Additive manufacturing (AM) presents both extreme potential and concern for component design. In addition to the complicated geometries that AM enables, the ability to locally tailor processing path opens the door to sophisticated new designs with heterogeneous properties. However, accounting for this heterogeneity, before exploiting it, requires the ability to link local processing state to properties/performance of local material. A concern with current geometry-based design approaches, such as topology optimization, is not directly accounting for material property changes as geometry updates are made.
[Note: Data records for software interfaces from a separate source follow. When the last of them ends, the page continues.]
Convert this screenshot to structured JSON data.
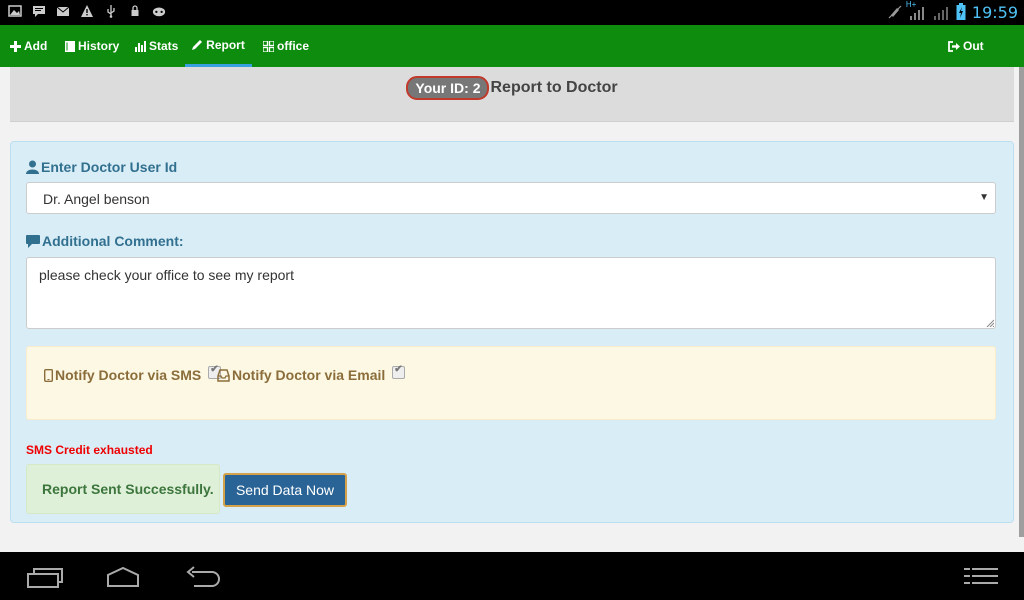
{
  "status_bar": {
    "left_icons": [
      "image-icon",
      "message-icon",
      "mail-icon",
      "warning-icon",
      "usb-icon",
      "lock-icon",
      "android-icon"
    ],
    "right_icons": [
      "mute-icon",
      "signal-hplus-icon",
      "signal-icon",
      "battery-icon"
    ],
    "network_label": "H+",
    "time": "19:59"
  },
  "nav": {
    "items": [
      {
        "label": "Add",
        "icon": "plus-icon"
      },
      {
        "label": "History",
        "icon": "book-icon"
      },
      {
        "label": "Stats",
        "icon": "bar-chart-icon"
      },
      {
        "label": "Report",
        "icon": "pencil-icon",
        "active": true
      },
      {
        "label": "office",
        "icon": "grid-icon"
      }
    ],
    "logout": {
      "label": "Out",
      "icon": "logout-icon"
    },
    "active_color": "#3aa0e0",
    "bg_color": "#0d8c0d"
  },
  "header": {
    "id_badge": "Your ID: 2",
    "title": "Report to Doctor"
  },
  "form": {
    "doctor_label": "Enter Doctor User Id",
    "doctor_value": "Dr. Angel benson",
    "comment_label": "Additional Comment:",
    "comment_value": "please check your office to see my report",
    "notify_sms_label": "Notify Doctor via SMS",
    "notify_sms_checked": true,
    "notify_email_label": "Notify Doctor via Email",
    "notify_email_checked": true,
    "sms_error": "SMS Credit exhausted",
    "success_message": "Report Sent Successfully.",
    "send_button": "Send Data Now"
  },
  "bottom_nav": {
    "buttons": [
      "recent-apps-icon",
      "home-icon",
      "back-icon",
      "menu-icon"
    ]
  }
}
Given current closed and fixed scanning strategies of most commercial systems, local processing paths are potentially altered significantly with seemingly minor macroscopic geometry changes and are unable to be avoided.
This talk will present methods for combining process monitoring, thermal modelling and microstructure characterization to mechanistically explain process-to-structure relationships in metal additive manufacturing. The talk will discuss heterogeneities in the local processing conditions within additively manufactured components and how they affect the resulting material structure. Methods for registering a fusing disparate data sources will be presented and the utility of different data sources for specific microstructural features of interest will be discussed. It is the intent that this talk will highlight the need for improved understanding of metallic additive manufacturing processes and show that combining experimental data with modelling and advanced data processing and analytics methods will accelerate that understanding, ultimately driving optimization routines for process control.
Additionally, this talk will outline building ICME modules that predict microstructure (grain size, texture, void Vf, etc.) from processing history and predict performance (E, σys, hardening rate, εf, etc.) from microstructure. These modules will be designed to interface with topology optimization codes to dynamically account for material properties as geometry updates are made. The work is being demonstrated using a laser-based powder-bed fusion process on nickel superalloy IN625 for thin-walled structures. Highly-pedigreed data sets of in-situ monitoring data (beam path, thermal measurements), post-build characterization (CT, RUS, 3D Optical and SEM) and mechanical testing (milli-tensile, HEDM, notch and torsion testing) will be collected and provided to the open community. Challenges problems will be commissioned to benchmark the current modeling capabilities in process-structure and structure-properties. Finally, challenge results will be used in novel forecasting techniques akin to weather forecasting strategies of model aggregation. This talk will present the current state of the program and the vision for community involvement.
Michael Groeber is currently a Senior Material Research Scientist in the Metals Branch of the Materials and Manufacturing Directorate, Air Force Research Laboratory, Wright-Patterson Air Force Base, Ohio. Dr. Groeber’s research projects focus on the quantification and representation of microstructure for improving process and property modeling, in addition to structure and process optimization for additive manufacturing. Dr. Groeber is the originator/inventor and one of the principal developers of DREAM.3D, a unique software package that integrates several digital microstructure tools that will facilitate the advancement of Integrated Computational Material Science and Engineering (ICMSE) in the Air Force and outside. Additionally, Dr. Groeber has worked on creating autonomous, multi-modal data collection systems that integrate real-time analysis to optimize microstructure data collection and analysis. Recently, Dr. Groeber has focused on applying these developments to advancing the understanding of additive manufacturing. Dr. Groeber received a Bachelor’s of Science degree in Materials Science and Engineering from the Ohio State University in 2003, followed by a Ph.D. from the Ohio State University in 2007. Dr. Groeber has published over 30 peer reviewed journals, 3 book chapters and presented over 20 invited international presentations.